This week I came across a documentary on YouTube that sparked my interest. Since watching it, I’ve done some research on the topic and found it incredibly interesting. (This might be a dry read to some, so kudos to you if you read it all the way through!) The documentary was on a company called British Rail, no longer in business but playing a huge part in England’s railroads throughout the better half of the 20th century. The company was founded in 1948, when the British government took control of the then “Big Four” railway companies throughout England: the Great Western Railway, the London Midland and Scottish Railway, the London and North Eastern Railway, and the Southern Railway.

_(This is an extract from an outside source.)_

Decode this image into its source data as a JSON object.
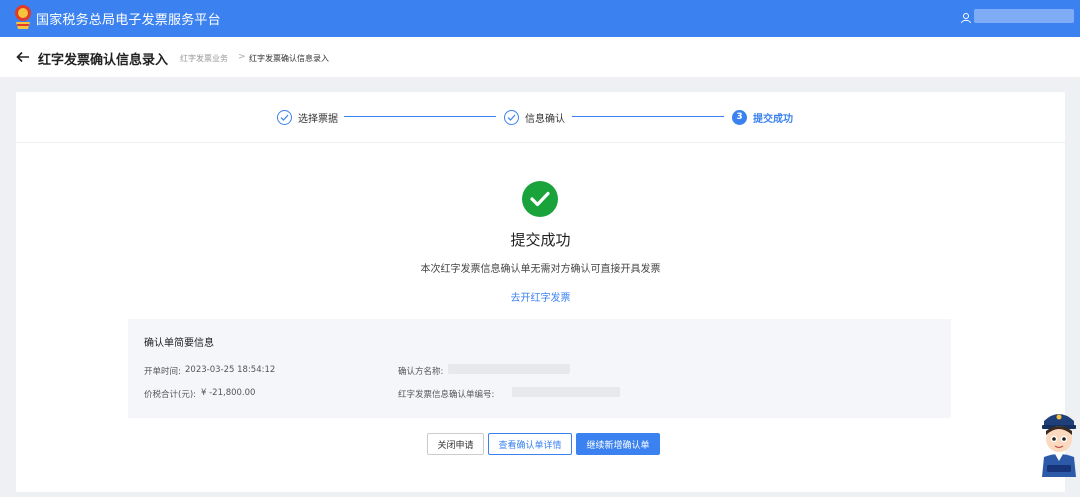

Steam locomotion was still in full swing in England throughout the 50’s and early 60’s, but it became a goal of the company in the 60’s to modernize and streamline its system, switching from steam to electric and diesel, and also closing thousands of miles of railway lines that weren’t turning a steady profit. However, by the time the 70’s and 80’s rolled around, the railway was in a sorry state. It’s lines weren’t maintained, and its locomotives and rolling stock were dirty, slow, and practically falling apart. It was because of this that it was highly unpopular with the general public, and as most of its revenue came from commuters, the company was losing money. On top of this, the company had to compete with the airline and auto industry. So in hopes of turning the company around, a businessman by the name of Peter Parker was hired as chairman of the railway board in 1976. He wanted to change the face of British Rail, so he, along with brilliant engineers, developed the country’s first high speed train, called the Inter-City 125, capable of traveling at 125 mph. However, despite this development, the company was still a joke. This new high speed train, along with the company’s new image, which was one of revitalizing the romance and luxury of train travel, needed to be sold to the public. This is where a man by the name of Peter Marsh came in. He was head of a highly successful advertising agency in Britain at the time, and utilized celebrities to promote their products. What he did was bring in a popular celebrity at the time, a man by the name of Jimmy Savile, a popular DJ. The campaign was centered around him, and was filmed riding the company’s new trains, talking them up, telling how he would prefer traveling by rail more than any other mode of transportation. He also highlighted the improvements the company has made, and also talked about how he believed in British rail, and how they were intent on modernization and customer service. The commercials also ended with a jingle: “this is the age of the train.” The “this is the age” portion was sung in an operatic style, while the “of the train” portion was spoken in a man’s voice. This campaign was an instant success. In the end, these men, Peter Parker, Peter Marsh, and Jimmy Savile, essentially turned the dying company around and made it profitable again. They also changed the country’s perspective of the company and on rail travel in general – an almost inconceivable feat. This was due to one thing, however, commercial advertising.

If you’ve somehow enjoyed this, then check out the documentary!